Amazon has very specific rules for what kind of product photos you can upload, so check those rules before you have your photoshoot.


One of my favorite photos from the shoot

Amazon requires UPC codes for every item they sell, so I had to buy them. There's a website that charges like $200 for 10 bar codes. You don't have to use them. I used BarCodesTalk and they worked just fine, and were only like $20 for 15. I needed a separate bar code for every size of every item. So 5 for the leggings, 5 for the bras, and 1 for the masks. 

Amazon listings can be pretty complicated. Amazon Seller Central is not very user friendly at all. I got stuck on US sizing charts, but I did eventually get help from customer service. I also had my friend Bryan help me with what to write in the listing. I looked at high sellers in the categories I wanted to be in, and wrote my descriptions in the same style, using lots of keywords and phrases. 

Then I had to print out the barcodes for everything I was sending to Amazon warehouses. I opted to do FBA which stands for Fulfilled by Amazon. That's where you send your items to an Amazon warehouse and then they pack and ship them whenever someone places an order. That way, your items can be purchased under Amazon Prime, and shipping is free for the customer. Amazon does take a bigger commission, but it's worth it because your items are included in Amazon Prime. 

My cat helping with packing for Amazon.

My cat, Noodle, helping with packing my Amazon warehouse shipment.

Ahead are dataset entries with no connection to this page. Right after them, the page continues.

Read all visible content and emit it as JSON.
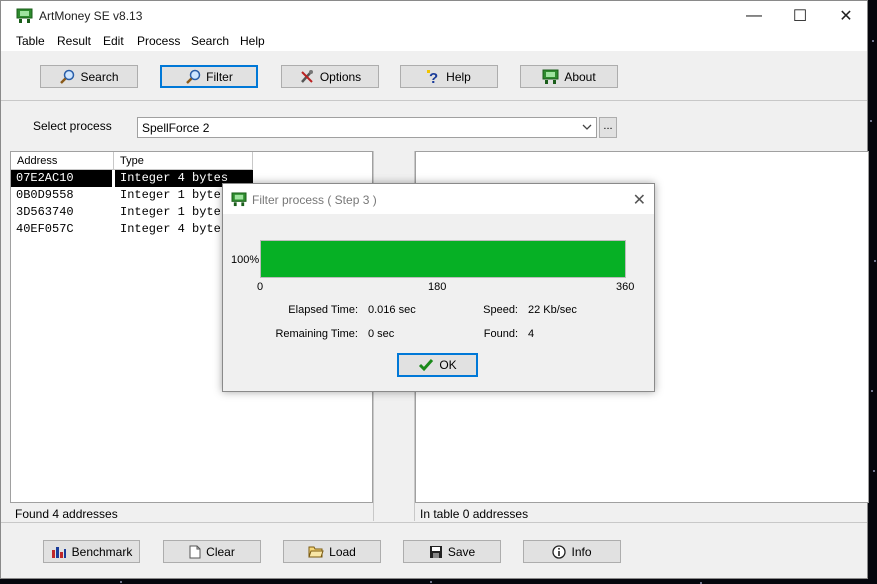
{
  "window": {
    "title": "ArtMoney SE v8.13",
    "controls": {
      "minimize": "—",
      "maximize": "☐",
      "close": "✕"
    }
  },
  "menu": [
    "Table",
    "Result",
    "Edit",
    "Process",
    "Search",
    "Help"
  ],
  "toolbar": {
    "search": "Search",
    "filter": "Filter",
    "options": "Options",
    "help": "Help",
    "about": "About"
  },
  "process": {
    "label": "Select process",
    "value": "SpellForce 2",
    "browse": "..."
  },
  "results": {
    "columns": [
      "Address",
      "Type"
    ],
    "rows": [
      {
        "address": "07E2AC10",
        "type": "Integer 4 bytes"
      },
      {
        "address": "0B0D9558",
        "type": "Integer 1 byte"
      },
      {
        "address": "3D563740",
        "type": "Integer 1 byte"
      },
      {
        "address": "40EF057C",
        "type": "Integer 4 byte"
      }
    ],
    "status": "Found 4 addresses"
  },
  "table": {
    "status": "In table 0 addresses"
  },
  "bottom": {
    "benchmark": "Benchmark",
    "clear": "Clear",
    "load": "Load",
    "save": "Save",
    "info": "Info"
  },
  "dialog": {
    "title": "Filter process ( Step 3 )",
    "close": "✕",
    "percent_label": "100%",
    "progress_fraction": 1.0,
    "ticks": [
      "0",
      "180",
      "360"
    ],
    "elapsed_label": "Elapsed Time:",
    "elapsed_value": "0.016 sec",
    "remaining_label": "Remaining Time:",
    "remaining_value": "0 sec",
    "speed_label": "Speed:",
    "speed_value": "22 Kb/sec",
    "found_label": "Found:",
    "found_value": "4",
    "ok": "OK"
  },
  "colors": {
    "progress": "#06b025",
    "focus": "#0078d7",
    "selection": "#000000"
  },
  "icons": [
    "app-icon",
    "search-icon",
    "filter-icon",
    "options-icon",
    "help-icon",
    "about-icon",
    "benchmark-icon",
    "clear-icon",
    "load-icon",
    "save-icon",
    "info-icon",
    "checkmark-icon",
    "chevron-down-icon"
  ]
}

Once the listings were up, I wore my new leggings to my capoeira class and told my classmates to buy them on Amazon if they wanted a pair. I had to send them a link because my listings where not showing up on Amazon search yet. I also asked them to leave a review if they liked it. Reviews are everything on Amazon and you have to have them. 

Then I started on my website. Initially, I chose WordPress hosted at GoDaddy because I had a lot of experience building WordPress sites. It was great for a while, but my site would occasionally go down and I would have to get on the phone with GoDaddy support to straighten it out. I switched to Shopify, hoping that it was a more stable platform. It is more stable, but it doesn't get as much organic traffic as my WordPress site used to. I kind of regret it because the whole thing was a hassle and I ended up hiring a Shopify "expert" who didn't do the work they promised and I had to get my credit card company to reverse the charge. 

Once my Amazon listings where up I worked on my Instagram page. I had made it prior to ordering the leggings and I just posted photos of music festivals or things that I thought were the right vibe. Getting Instagram followers to a brand new account is really hard, and I don't expect to get any sales that come from Instagram. It's mostly there to prove to people who search for my brand that it's a real brand run by a non-scammy person. I always repost photos of customers wearing the clothes if I get tagged on Instagram. 

A friend wearing my leggings

My bestie wearing the Oil Slick Leggings. 

So that's it. Those are all the things I did to start my business. It took months, and cost a few thousand dollars. There are definitely things I would do differently if I were to do it again. If you have any questions let me know! Thanks for reading.